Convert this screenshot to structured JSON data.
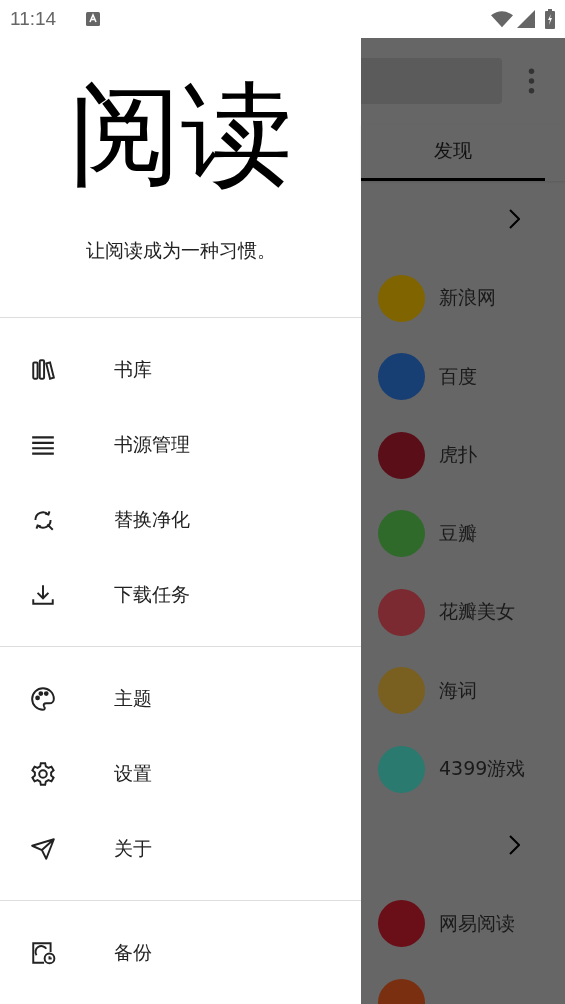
{
  "status_bar": {
    "time": "11:14"
  },
  "drawer": {
    "title": "阅读",
    "slogan": "让阅读成为一种习惯。",
    "sections": [
      [
        {
          "label": "书库"
        },
        {
          "label": "书源管理"
        },
        {
          "label": "替换净化"
        },
        {
          "label": "下载任务"
        }
      ],
      [
        {
          "label": "主题"
        },
        {
          "label": "设置"
        },
        {
          "label": "关于"
        }
      ],
      [
        {
          "label": "备份"
        }
      ]
    ]
  },
  "background": {
    "tabs": [
      {
        "label": "发现",
        "selected": true
      }
    ],
    "entries": [
      {
        "kind": "chevron"
      },
      {
        "kind": "site",
        "label": "新浪网",
        "color": "#806400"
      },
      {
        "kind": "site",
        "label": "百度",
        "color": "#173f74"
      },
      {
        "kind": "site",
        "label": "虎扑",
        "color": "#5a0e17"
      },
      {
        "kind": "site",
        "label": "豆瓣",
        "color": "#2f6a2b"
      },
      {
        "kind": "site",
        "label": "花瓣美女",
        "color": "#7a2a30"
      },
      {
        "kind": "site",
        "label": "海词",
        "color": "#7a6020"
      },
      {
        "kind": "site",
        "label": "4399游戏",
        "color": "#2a7a70"
      },
      {
        "kind": "chevron"
      },
      {
        "kind": "site",
        "label": "网易阅读",
        "color": "#6a0e18"
      },
      {
        "kind": "site",
        "color": "#7a3010"
      }
    ]
  }
}
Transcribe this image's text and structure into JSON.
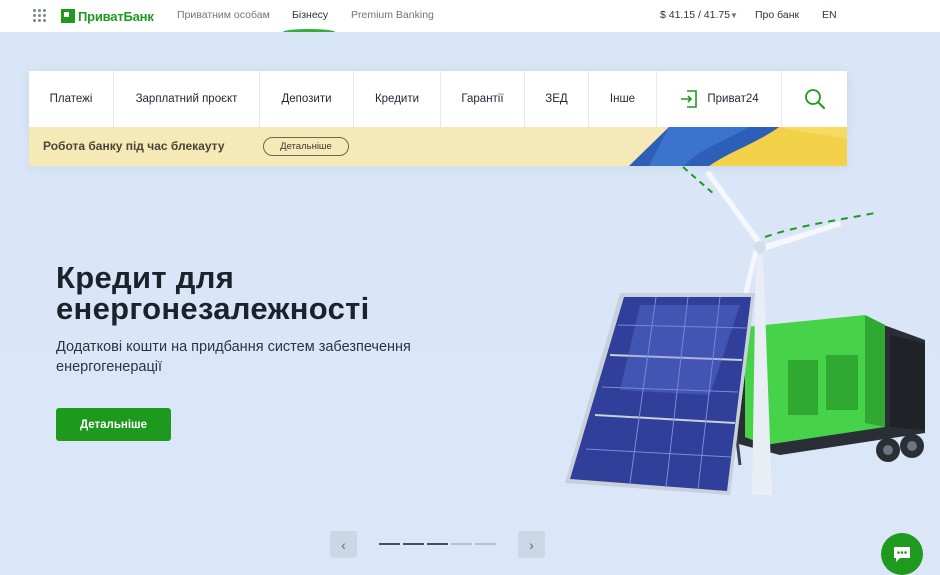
{
  "topbar": {
    "brand": "ПриватБанк",
    "nav": [
      "Приватним особам",
      "Бізнесу",
      "Premium Banking"
    ],
    "active_index": 1,
    "rate": "$ 41.15 / 41.75",
    "about": "Про банк",
    "lang": "EN"
  },
  "menu": {
    "items": [
      "Платежі",
      "Зарплатний проєкт",
      "Депозити",
      "Кредити",
      "Гарантії",
      "ЗЕД",
      "Інше"
    ],
    "privat24": "Приват24"
  },
  "notice": {
    "text": "Робота банку під час блекауту",
    "button": "Детальніше"
  },
  "hero": {
    "title_line1": "Кредит для",
    "title_line2": "енергонезалежності",
    "subtitle_line1": "Додаткові кошти на придбання систем забезпечення",
    "subtitle_line2": "енергогенерації",
    "cta": "Детальніше"
  },
  "pager": {
    "slides": 5,
    "active": 2
  },
  "colors": {
    "brand_green": "#1e9a1e",
    "background": "#d9e6f7",
    "notice_bg": "#f6e9b8"
  },
  "icons": {
    "apps": "grid-icon",
    "login": "login-arrow-icon",
    "search": "search-icon",
    "prev": "chevron-left-icon",
    "next": "chevron-right-icon",
    "chat": "chat-bubble-icon"
  }
}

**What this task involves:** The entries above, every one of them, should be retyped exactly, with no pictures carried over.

**Result of this exercise:**
Convert this screenshot to structured JSON data.
{
  "status_bar": {
    "time": "11:14"
  },
  "drawer": {
    "title": "阅读",
    "slogan": "让阅读成为一种习惯。",
    "sections": [
      [
        {
          "label": "书库"
        },
        {
          "label": "书源管理"
        },
        {
          "label": "替换净化"
        },
        {
          "label": "下载任务"
        }
      ],
      [
        {
          "label": "主题"
        },
        {
          "label": "设置"
        },
        {
          "label": "关于"
        }
      ],
      [
        {
          "label": "备份"
        }
      ]
    ]
  },
  "background": {
    "tabs": [
      {
        "label": "发现",
        "selected": true
      }
    ],
    "entries": [
      {
        "kind": "chevron"
      },
      {
        "kind": "site",
        "label": "新浪网",
        "color": "#806400"
      },
      {
        "kind": "site",
        "label": "百度",
        "color": "#173f74"
      },
      {
        "kind": "site",
        "label": "虎扑",
        "color": "#5a0e17"
      },
      {
        "kind": "site",
        "label": "豆瓣",
        "color": "#2f6a2b"
      },
      {
        "kind": "site",
        "label": "花瓣美女",
        "color": "#7a2a30"
      },
      {
        "kind": "site",
        "label": "海词",
        "color": "#7a6020"
      },
      {
        "kind": "site",
        "label": "4399游戏",
        "color": "#2a7a70"
      },
      {
        "kind": "chevron"
      },
      {
        "kind": "site",
        "label": "网易阅读",
        "color": "#6a0e18"
      },
      {
        "kind": "site",
        "color": "#7a3010"
      }
    ]
  }
}
Transcribe this image's text and structure into JSON.
{
  "topbar": {
    "brand": "ПриватБанк",
    "nav": [
      "Приватним особам",
      "Бізнесу",
      "Premium Banking"
    ],
    "active_index": 1,
    "rate": "$ 41.15 / 41.75",
    "about": "Про банк",
    "lang": "EN"
  },
  "menu": {
    "items": [
      "Платежі",
      "Зарплатний проєкт",
      "Депозити",
      "Кредити",
      "Гарантії",
      "ЗЕД",
      "Інше"
    ],
    "privat24": "Приват24"
  },
  "notice": {
    "text": "Робота банку під час блекауту",
    "button": "Детальніше"
  },
  "hero": {
    "title_line1": "Кредит для",
    "title_line2": "енергонезалежності",
    "subtitle_line1": "Додаткові кошти на придбання систем забезпечення",
    "subtitle_line2": "енергогенерації",
    "cta": "Детальніше"
  },
  "pager": {
    "slides": 5,
    "active": 2
  },
  "colors": {
    "brand_green": "#1e9a1e",
    "background": "#d9e6f7",
    "notice_bg": "#f6e9b8"
  },
  "icons": {
    "apps": "grid-icon",
    "login": "login-arrow-icon",
    "search": "search-icon",
    "prev": "chevron-left-icon",
    "next": "chevron-right-icon",
    "chat": "chat-bubble-icon"
  }
}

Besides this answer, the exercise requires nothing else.